### Stored entries

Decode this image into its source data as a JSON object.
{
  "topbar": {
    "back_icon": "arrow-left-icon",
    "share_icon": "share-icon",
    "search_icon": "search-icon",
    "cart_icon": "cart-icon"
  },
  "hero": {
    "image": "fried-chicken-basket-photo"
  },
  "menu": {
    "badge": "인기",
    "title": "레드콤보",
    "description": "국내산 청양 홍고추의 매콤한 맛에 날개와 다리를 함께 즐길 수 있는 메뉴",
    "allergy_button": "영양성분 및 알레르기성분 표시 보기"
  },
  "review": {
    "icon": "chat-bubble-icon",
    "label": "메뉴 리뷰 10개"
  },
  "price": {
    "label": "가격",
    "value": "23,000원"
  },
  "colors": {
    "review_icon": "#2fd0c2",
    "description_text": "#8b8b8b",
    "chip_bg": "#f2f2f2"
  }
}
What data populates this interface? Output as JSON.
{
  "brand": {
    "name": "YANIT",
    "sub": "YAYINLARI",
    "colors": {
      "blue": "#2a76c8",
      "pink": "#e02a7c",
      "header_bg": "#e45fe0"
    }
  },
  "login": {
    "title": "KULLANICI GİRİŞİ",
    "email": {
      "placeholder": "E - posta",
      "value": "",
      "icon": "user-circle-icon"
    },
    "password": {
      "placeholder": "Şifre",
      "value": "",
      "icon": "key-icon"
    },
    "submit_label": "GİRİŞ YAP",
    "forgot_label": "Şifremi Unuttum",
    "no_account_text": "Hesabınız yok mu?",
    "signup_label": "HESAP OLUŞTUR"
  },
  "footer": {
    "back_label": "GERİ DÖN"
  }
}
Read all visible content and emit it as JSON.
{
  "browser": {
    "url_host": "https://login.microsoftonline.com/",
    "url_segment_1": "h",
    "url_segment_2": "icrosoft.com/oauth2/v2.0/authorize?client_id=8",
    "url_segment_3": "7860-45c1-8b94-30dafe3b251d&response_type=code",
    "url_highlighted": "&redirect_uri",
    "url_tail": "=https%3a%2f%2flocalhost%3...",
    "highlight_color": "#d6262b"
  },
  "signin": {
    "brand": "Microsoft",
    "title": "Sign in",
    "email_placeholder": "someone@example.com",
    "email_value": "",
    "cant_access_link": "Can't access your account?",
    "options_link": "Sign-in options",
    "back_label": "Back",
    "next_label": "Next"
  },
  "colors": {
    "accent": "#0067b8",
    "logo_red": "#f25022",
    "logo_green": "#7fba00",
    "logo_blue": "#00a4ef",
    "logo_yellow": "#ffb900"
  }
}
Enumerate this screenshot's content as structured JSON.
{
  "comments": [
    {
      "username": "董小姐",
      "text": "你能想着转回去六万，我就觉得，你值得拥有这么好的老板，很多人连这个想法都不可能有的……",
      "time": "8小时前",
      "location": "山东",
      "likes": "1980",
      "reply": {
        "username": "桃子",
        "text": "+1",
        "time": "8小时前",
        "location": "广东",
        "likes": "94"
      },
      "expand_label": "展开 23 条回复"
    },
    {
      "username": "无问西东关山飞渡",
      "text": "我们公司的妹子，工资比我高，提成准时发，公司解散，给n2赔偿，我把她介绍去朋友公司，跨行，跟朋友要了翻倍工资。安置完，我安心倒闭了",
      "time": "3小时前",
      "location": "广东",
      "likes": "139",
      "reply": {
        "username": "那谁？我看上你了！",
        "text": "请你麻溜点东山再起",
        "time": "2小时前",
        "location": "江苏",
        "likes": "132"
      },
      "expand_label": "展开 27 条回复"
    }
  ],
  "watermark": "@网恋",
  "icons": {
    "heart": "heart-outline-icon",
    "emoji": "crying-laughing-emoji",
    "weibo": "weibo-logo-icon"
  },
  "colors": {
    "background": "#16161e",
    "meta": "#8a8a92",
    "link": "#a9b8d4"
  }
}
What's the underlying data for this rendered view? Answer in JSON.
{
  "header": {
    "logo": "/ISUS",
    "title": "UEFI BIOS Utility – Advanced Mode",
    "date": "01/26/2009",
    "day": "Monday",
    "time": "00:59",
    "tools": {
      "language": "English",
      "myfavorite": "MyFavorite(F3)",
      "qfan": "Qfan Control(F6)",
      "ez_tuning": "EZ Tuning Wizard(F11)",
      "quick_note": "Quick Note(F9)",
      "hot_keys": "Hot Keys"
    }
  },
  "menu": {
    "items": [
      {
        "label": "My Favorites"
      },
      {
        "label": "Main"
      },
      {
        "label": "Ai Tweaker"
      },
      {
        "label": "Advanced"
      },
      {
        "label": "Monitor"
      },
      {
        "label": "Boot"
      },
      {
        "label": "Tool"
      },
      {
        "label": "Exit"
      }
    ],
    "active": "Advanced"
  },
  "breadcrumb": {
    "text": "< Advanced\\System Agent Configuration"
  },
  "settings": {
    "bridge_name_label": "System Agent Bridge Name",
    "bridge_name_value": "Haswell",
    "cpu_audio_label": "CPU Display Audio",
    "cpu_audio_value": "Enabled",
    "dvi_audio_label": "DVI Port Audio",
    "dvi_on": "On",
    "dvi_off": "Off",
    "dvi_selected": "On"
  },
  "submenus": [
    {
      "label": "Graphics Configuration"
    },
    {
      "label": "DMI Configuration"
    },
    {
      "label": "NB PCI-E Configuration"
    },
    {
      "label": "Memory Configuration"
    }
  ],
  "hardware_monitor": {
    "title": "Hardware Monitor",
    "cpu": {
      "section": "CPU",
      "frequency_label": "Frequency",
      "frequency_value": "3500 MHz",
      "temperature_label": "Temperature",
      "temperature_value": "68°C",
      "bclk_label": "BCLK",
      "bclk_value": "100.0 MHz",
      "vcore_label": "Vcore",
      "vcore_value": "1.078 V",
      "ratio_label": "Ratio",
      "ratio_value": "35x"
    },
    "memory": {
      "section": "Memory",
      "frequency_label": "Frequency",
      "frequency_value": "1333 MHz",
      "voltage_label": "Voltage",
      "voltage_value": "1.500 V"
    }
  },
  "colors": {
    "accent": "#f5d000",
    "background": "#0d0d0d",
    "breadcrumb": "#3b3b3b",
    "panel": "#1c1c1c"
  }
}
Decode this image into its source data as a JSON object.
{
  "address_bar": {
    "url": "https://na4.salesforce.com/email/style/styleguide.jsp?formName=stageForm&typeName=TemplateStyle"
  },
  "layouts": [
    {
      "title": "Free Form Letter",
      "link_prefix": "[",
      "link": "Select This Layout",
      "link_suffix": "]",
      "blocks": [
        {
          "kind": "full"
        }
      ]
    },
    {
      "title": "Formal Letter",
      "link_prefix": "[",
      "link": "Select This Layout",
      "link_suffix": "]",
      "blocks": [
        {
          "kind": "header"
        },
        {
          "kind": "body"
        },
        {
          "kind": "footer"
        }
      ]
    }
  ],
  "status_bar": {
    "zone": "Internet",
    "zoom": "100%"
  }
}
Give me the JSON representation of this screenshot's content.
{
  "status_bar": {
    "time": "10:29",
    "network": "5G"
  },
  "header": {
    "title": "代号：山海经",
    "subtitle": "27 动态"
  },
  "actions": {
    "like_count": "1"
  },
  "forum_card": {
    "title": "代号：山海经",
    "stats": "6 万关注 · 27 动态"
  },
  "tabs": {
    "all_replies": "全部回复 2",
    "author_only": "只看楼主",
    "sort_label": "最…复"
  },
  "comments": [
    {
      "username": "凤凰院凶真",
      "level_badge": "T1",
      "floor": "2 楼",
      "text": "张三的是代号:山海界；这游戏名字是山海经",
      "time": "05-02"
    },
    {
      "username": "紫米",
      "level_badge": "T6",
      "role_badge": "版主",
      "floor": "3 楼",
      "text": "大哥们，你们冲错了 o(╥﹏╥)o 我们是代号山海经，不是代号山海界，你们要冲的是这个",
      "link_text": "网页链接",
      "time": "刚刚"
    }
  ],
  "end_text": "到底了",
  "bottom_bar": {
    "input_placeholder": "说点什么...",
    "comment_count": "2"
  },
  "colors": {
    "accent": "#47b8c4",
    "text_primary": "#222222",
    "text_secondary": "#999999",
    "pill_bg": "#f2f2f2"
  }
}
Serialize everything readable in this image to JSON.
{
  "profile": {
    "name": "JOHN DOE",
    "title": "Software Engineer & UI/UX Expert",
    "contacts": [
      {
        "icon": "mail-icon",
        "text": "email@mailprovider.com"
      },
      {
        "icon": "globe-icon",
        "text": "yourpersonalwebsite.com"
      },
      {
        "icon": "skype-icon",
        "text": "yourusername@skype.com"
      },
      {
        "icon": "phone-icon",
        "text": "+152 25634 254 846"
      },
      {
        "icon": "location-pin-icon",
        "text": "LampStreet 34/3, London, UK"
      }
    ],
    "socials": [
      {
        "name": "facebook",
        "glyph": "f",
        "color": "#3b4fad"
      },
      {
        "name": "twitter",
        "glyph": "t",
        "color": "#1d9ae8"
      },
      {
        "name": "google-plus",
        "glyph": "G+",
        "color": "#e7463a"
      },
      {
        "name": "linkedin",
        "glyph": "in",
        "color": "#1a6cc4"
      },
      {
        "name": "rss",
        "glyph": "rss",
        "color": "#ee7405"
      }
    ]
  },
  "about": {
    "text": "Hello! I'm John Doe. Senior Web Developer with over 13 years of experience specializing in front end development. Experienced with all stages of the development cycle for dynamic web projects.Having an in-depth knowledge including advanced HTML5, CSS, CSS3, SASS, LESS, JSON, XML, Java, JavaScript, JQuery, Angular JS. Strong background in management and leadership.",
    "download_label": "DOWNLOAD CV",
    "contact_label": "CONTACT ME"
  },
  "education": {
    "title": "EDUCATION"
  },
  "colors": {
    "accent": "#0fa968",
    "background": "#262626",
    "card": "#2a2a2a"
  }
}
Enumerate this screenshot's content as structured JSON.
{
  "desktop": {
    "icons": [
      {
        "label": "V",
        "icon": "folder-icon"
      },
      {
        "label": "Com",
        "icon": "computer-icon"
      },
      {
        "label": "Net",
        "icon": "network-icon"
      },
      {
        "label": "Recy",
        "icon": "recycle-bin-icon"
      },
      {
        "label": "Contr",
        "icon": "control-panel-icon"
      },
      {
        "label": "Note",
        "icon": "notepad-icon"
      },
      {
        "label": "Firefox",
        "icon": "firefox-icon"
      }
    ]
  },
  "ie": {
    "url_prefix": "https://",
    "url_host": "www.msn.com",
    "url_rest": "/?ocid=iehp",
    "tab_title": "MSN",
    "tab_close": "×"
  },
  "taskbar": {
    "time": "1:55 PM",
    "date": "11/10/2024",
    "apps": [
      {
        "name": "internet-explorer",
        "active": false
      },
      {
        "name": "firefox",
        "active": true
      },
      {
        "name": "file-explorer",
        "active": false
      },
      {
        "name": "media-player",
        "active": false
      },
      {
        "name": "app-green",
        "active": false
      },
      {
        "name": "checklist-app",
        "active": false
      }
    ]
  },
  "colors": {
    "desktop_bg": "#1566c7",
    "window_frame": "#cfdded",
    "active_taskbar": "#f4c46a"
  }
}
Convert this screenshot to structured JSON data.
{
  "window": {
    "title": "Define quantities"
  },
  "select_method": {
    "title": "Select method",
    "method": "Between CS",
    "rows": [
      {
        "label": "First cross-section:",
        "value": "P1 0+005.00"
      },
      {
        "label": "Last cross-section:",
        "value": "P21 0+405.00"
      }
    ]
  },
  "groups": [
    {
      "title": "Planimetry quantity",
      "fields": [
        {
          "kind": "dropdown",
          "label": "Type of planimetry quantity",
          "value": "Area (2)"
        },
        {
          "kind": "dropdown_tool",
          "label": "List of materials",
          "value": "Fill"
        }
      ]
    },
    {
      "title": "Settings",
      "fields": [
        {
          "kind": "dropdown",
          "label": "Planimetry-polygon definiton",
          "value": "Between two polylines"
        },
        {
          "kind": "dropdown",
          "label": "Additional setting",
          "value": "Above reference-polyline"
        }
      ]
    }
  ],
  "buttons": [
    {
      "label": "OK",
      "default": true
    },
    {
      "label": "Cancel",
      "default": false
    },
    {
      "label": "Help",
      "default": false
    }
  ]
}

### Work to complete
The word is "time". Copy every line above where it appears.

### Exercise output
      "time": "8小时前",
        "time": "8小时前",
      "time": "3小时前",
        "time": "2小时前",
    "time": "00:59",
    "time": "10:29",
      "time": "05-02"
      "time": "刚刚"
    "time": "1:55 PM",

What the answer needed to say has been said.